Like normal jet lag, social jet lag is a consequence of our bodies being forced between two time zones. One is dictated by work and our social obligations, the other by our circadian clock. Like anyone who has experienced jet lag, social jet lag leads to trouble sleeping. Our bodies take a while to adapt to a new time zone or different sleep patterns at different times during the week.
Almost all of the bodies hormones are on some sort of circadian rhythm and when they are shifting with different sleep times, the entire system will not work as efficiently as it should.
The research team at the Sleep and Health Research Program at the University of Arizona, Tucson, shows that each hour of social jet lag is associated with an 11 percent increase in the likelihood of diseases of the heart. These outcomes are independent of insomnia symptoms and sleep duration which are both related to health and social jet lag.

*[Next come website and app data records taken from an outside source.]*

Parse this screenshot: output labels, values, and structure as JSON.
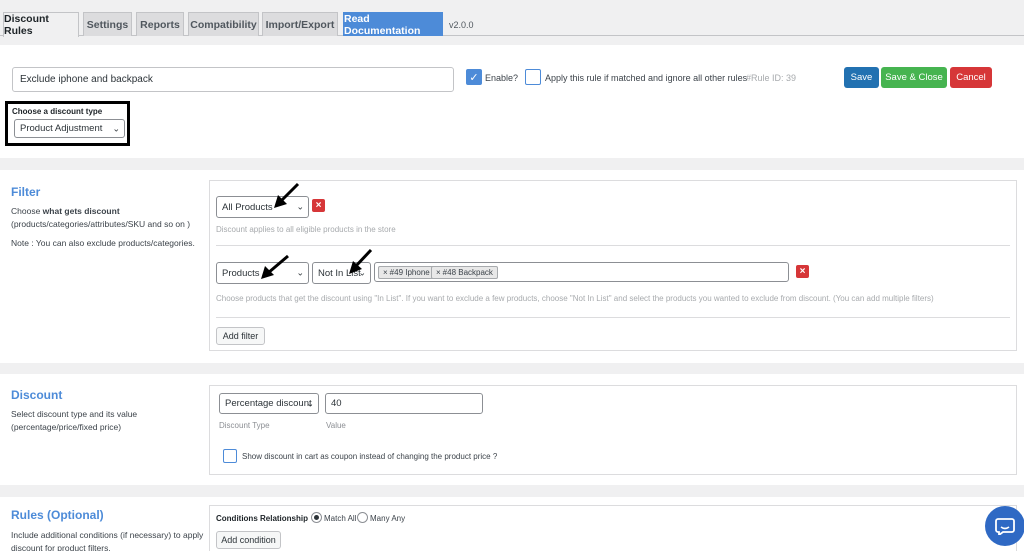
{
  "tabs": {
    "discount_rules": "Discount Rules",
    "settings": "Settings",
    "reports": "Reports",
    "compatibility": "Compatibility",
    "import_export": "Import/Export",
    "read_documentation": "Read Documentation",
    "version": "v2.0.0"
  },
  "rule": {
    "title_value": "Exclude iphone and backpack",
    "enable_label": "Enable?",
    "apply_only_label": "Apply this rule if matched and ignore all other rules",
    "rule_id": "#Rule ID: 39",
    "save_label": "Save",
    "save_close_label": "Save & Close",
    "cancel_label": "Cancel",
    "discount_type_label": "Choose a discount type",
    "discount_type_value": "Product Adjustment"
  },
  "filter": {
    "title": "Filter",
    "desc_prefix": "Choose ",
    "desc_bold": "what gets discount",
    "desc_rest": "(products/categories/attributes/SKU and so on )",
    "note": "Note : You can also exclude products/categories.",
    "row1_select": "All Products",
    "row1_hint": "Discount applies to all eligible products in the store",
    "row2_select": "Products",
    "row2_condition": "Not In List",
    "tags": [
      "#49 Iphone",
      "#48 Backpack"
    ],
    "row2_hint": "Choose products that get the discount using \"In List\". If you want to exclude a few products, choose \"Not In List\" and select the products you wanted to exclude from discount. (You can add multiple filters)",
    "add_filter_label": "Add filter"
  },
  "discount": {
    "title": "Discount",
    "desc_line1": "Select discount type and its value",
    "desc_line2": "(percentage/price/fixed price)",
    "type_value": "Percentage discount",
    "value": "40",
    "type_caption": "Discount Type",
    "value_caption": "Value",
    "coupon_label": "Show discount in cart as coupon instead of changing the product price ?"
  },
  "rules": {
    "title": "Rules (Optional)",
    "desc_line1": "Include additional conditions (if necessary) to apply",
    "desc_line2": "discount for product filters.",
    "relationship_label": "Conditions Relationship",
    "match_all": "Match All",
    "many_any": "Many Any",
    "add_condition_label": "Add condition"
  },
  "colors": {
    "accent": "#4d8bd8",
    "save": "#2271b1",
    "save_close": "#46b450",
    "cancel": "#d63638"
  },
  "icons": [
    "chevron-down-icon",
    "close-icon",
    "checkmark-icon",
    "arrow-pointer-icon",
    "chat-icon"
  ]
}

The study reveals how important sleep regularity, beyond the length of sleep time alone, plays a significant role in the health of a person. This suggests that sleeping at regular times may be a simple, effective and inexpensive prevention for hearth disease and other health issues.
The study involved analyzing survey responses from 984 adults aged 22 to 60 years which was provided by the community based Sleep and Healthy Activity, Diet, Environmental, and Socialization study.
Social jet lag was analyzed using the Sleep Timing Questionnaire and was figured by subtracting weekday from weekend sleep midpoint. Overall health was self reported via a standardized scale. Questions were also used to asses sleep duration, cardiovascular disease, insomnia, sleepiness and fatigue.
Another study discovered that adults with higher levels of social jet lag had a higher likelihood of being overweight or obese and suffer from metabolic syndrome compared to those who have more regular sleep patterns. This study found that just one hour of social jet lag resulted in an accumulation of about 2 additional kilograms of fat mass on average by the age of 39.
The American Academy of Sleep Medicine has recommended that adults should get 7 or more hours of sleep per night which should occur on a regular basis for promoting optimal health. In addition to the amount of time spent sleeping, healthy sleep also requires appropriate timing and regularity and good quality.
To view the original scientific study click here: Sociodemographics, Poor Overall Health, Cardiovascular Disease, Depression, Fatigue, and Daytime Sleepiness Associated with Social Jetlag Independent of Sleep Duration and Insomnia